ACTIVITY = Count, in the entries below, the lines in which "Jaya" occurs. Give the number, nothing more.

RECORD SET =

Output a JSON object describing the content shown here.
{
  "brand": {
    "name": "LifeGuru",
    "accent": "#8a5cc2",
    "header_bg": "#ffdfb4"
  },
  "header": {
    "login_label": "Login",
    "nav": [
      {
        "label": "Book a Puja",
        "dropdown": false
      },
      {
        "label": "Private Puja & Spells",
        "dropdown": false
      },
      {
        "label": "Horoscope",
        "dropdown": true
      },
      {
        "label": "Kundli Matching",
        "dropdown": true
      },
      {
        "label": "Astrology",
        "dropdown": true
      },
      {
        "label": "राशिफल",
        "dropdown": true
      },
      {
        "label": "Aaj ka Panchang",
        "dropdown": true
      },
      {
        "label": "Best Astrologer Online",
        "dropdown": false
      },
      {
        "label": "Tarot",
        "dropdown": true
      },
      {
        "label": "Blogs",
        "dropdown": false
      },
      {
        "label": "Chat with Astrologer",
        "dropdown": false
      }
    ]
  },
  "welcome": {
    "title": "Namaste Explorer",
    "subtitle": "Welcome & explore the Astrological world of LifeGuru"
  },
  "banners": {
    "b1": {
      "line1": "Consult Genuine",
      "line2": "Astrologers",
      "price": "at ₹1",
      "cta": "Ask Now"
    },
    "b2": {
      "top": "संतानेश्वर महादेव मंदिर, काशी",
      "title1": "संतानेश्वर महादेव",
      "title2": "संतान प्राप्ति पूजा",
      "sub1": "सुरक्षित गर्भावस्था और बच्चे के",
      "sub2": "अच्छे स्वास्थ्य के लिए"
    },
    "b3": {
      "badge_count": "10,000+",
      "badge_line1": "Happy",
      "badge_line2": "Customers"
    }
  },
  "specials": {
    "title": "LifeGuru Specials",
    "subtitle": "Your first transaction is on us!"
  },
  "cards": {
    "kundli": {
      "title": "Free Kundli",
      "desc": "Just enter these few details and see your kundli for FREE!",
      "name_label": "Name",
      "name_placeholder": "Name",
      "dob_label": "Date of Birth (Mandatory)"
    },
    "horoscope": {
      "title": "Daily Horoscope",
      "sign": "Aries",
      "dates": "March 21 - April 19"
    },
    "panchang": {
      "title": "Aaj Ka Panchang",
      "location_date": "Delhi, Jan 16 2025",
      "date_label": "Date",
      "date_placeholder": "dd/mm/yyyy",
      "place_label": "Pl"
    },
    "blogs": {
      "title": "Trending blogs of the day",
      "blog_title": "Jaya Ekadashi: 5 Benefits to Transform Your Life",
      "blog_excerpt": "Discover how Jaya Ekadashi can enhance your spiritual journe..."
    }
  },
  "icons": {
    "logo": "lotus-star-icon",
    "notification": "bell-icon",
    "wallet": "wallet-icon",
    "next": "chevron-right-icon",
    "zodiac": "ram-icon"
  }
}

SOLUTION TO THE EXERCISE = 2